**What is required:**
Return the records in full, exactly as given.

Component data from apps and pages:

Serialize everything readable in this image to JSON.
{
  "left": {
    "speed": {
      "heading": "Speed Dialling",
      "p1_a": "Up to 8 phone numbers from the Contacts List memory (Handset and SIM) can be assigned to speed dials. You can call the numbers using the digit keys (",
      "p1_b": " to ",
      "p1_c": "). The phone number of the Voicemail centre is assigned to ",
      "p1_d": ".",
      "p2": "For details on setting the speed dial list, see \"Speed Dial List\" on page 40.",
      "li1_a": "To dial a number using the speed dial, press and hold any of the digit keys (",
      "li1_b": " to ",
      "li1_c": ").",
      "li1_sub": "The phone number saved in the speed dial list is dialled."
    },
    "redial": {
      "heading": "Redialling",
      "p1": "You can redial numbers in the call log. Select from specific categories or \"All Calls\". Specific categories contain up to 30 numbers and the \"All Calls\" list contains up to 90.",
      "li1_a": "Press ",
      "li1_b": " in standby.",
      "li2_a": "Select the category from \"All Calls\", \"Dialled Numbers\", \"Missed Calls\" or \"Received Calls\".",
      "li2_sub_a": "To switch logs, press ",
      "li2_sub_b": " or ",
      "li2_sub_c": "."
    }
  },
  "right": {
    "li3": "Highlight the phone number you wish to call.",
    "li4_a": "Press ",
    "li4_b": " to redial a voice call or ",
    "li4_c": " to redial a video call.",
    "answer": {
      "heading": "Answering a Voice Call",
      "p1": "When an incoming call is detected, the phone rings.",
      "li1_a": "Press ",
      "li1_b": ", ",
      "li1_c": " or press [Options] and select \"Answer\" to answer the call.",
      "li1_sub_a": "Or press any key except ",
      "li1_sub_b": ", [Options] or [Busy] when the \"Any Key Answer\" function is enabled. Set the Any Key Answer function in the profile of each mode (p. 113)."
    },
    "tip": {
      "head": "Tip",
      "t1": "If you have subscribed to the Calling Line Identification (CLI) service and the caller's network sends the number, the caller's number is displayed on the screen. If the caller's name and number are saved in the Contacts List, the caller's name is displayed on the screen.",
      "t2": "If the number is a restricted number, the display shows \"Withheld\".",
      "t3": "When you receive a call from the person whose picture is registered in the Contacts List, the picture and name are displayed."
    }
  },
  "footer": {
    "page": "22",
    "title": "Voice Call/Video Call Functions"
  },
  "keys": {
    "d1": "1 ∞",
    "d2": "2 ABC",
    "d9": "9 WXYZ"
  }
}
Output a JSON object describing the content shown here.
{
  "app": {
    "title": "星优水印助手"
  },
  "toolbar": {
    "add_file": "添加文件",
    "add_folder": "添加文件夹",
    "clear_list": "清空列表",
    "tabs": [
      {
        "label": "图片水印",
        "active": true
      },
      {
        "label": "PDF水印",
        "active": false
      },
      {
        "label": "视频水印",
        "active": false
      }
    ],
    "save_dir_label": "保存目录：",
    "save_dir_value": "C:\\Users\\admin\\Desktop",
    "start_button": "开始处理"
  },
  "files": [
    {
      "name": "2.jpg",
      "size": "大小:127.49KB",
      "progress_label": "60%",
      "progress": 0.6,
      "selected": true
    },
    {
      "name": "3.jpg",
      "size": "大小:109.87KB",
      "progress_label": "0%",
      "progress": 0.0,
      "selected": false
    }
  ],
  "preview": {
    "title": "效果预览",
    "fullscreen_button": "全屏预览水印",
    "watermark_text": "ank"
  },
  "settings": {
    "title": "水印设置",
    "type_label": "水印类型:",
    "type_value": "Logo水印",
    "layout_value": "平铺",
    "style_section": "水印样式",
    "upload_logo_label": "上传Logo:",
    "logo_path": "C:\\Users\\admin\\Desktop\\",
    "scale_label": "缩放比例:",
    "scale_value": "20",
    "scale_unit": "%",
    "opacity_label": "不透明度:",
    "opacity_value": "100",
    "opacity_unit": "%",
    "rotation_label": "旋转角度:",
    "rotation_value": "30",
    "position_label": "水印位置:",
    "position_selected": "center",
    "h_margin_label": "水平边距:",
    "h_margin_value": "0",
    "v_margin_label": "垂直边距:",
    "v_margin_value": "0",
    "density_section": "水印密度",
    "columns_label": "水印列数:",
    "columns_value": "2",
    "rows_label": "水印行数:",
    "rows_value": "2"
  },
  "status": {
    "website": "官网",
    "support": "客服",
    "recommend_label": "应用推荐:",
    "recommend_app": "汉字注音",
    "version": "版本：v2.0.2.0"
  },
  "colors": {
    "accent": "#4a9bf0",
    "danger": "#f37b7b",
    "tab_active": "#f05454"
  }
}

**Expected answer:**
Serialize everything readable in this image to JSON.
{
  "left": {
    "speed": {
      "heading": "Speed Dialling",
      "p1_a": "Up to 8 phone numbers from the Contacts List memory (Handset and SIM) can be assigned to speed dials. You can call the numbers using the digit keys (",
      "p1_b": " to ",
      "p1_c": "). The phone number of the Voicemail centre is assigned to ",
      "p1_d": ".",
      "p2": "For details on setting the speed dial list, see \"Speed Dial List\" on page 40.",
      "li1_a": "To dial a number using the speed dial, press and hold any of the digit keys (",
      "li1_b": " to ",
      "li1_c": ").",
      "li1_sub": "The phone number saved in the speed dial list is dialled."
    },
    "redial": {
      "heading": "Redialling",
      "p1": "You can redial numbers in the call log. Select from specific categories or \"All Calls\". Specific categories contain up to 30 numbers and the \"All Calls\" list contains up to 90.",
      "li1_a": "Press ",
      "li1_b": " in standby.",
      "li2_a": "Select the category from \"All Calls\", \"Dialled Numbers\", \"Missed Calls\" or \"Received Calls\".",
      "li2_sub_a": "To switch logs, press ",
      "li2_sub_b": " or ",
      "li2_sub_c": "."
    }
  },
  "right": {
    "li3": "Highlight the phone number you wish to call.",
    "li4_a": "Press ",
    "li4_b": " to redial a voice call or ",
    "li4_c": " to redial a video call.",
    "answer": {
      "heading": "Answering a Voice Call",
      "p1": "When an incoming call is detected, the phone rings.",
      "li1_a": "Press ",
      "li1_b": ", ",
      "li1_c": " or press [Options] and select \"Answer\" to answer the call.",
      "li1_sub_a": "Or press any key except ",
      "li1_sub_b": ", [Options] or [Busy] when the \"Any Key Answer\" function is enabled. Set the Any Key Answer function in the profile of each mode (p. 113)."
    },
    "tip": {
      "head": "Tip",
      "t1": "If you have subscribed to the Calling Line Identification (CLI) service and the caller's network sends the number, the caller's number is displayed on the screen. If the caller's name and number are saved in the Contacts List, the caller's name is displayed on the screen.",
      "t2": "If the number is a restricted number, the display shows \"Withheld\".",
      "t3": "When you receive a call from the person whose picture is registered in the Contacts List, the picture and name are displayed."
    }
  },
  "footer": {
    "page": "22",
    "title": "Voice Call/Video Call Functions"
  },
  "keys": {
    "d1": "1 ∞",
    "d2": "2 ABC",
    "d9": "9 WXYZ"
  }
}
Output a JSON object describing the content shown here.
{
  "app": {
    "title": "星优水印助手"
  },
  "toolbar": {
    "add_file": "添加文件",
    "add_folder": "添加文件夹",
    "clear_list": "清空列表",
    "tabs": [
      {
        "label": "图片水印",
        "active": true
      },
      {
        "label": "PDF水印",
        "active": false
      },
      {
        "label": "视频水印",
        "active": false
      }
    ],
    "save_dir_label": "保存目录：",
    "save_dir_value": "C:\\Users\\admin\\Desktop",
    "start_button": "开始处理"
  },
  "files": [
    {
      "name": "2.jpg",
      "size": "大小:127.49KB",
      "progress_label": "60%",
      "progress": 0.6,
      "selected": true
    },
    {
      "name": "3.jpg",
      "size": "大小:109.87KB",
      "progress_label": "0%",
      "progress": 0.0,
      "selected": false
    }
  ],
  "preview": {
    "title": "效果预览",
    "fullscreen_button": "全屏预览水印",
    "watermark_text": "ank"
  },
  "settings": {
    "title": "水印设置",
    "type_label": "水印类型:",
    "type_value": "Logo水印",
    "layout_value": "平铺",
    "style_section": "水印样式",
    "upload_logo_label": "上传Logo:",
    "logo_path": "C:\\Users\\admin\\Desktop\\",
    "scale_label": "缩放比例:",
    "scale_value": "20",
    "scale_unit": "%",
    "opacity_label": "不透明度:",
    "opacity_value": "100",
    "opacity_unit": "%",
    "rotation_label": "旋转角度:",
    "rotation_value": "30",
    "position_label": "水印位置:",
    "position_selected": "center",
    "h_margin_label": "水平边距:",
    "h_margin_value": "0",
    "v_margin_label": "垂直边距:",
    "v_margin_value": "0",
    "density_section": "水印密度",
    "columns_label": "水印列数:",
    "columns_value": "2",
    "rows_label": "水印行数:",
    "rows_value": "2"
  },
  "status": {
    "website": "官网",
    "support": "客服",
    "recommend_label": "应用推荐:",
    "recommend_app": "汉字注音",
    "version": "版本：v2.0.2.0"
  },
  "colors": {
    "accent": "#4a9bf0",
    "danger": "#f37b7b",
    "tab_active": "#f05454"
  }
}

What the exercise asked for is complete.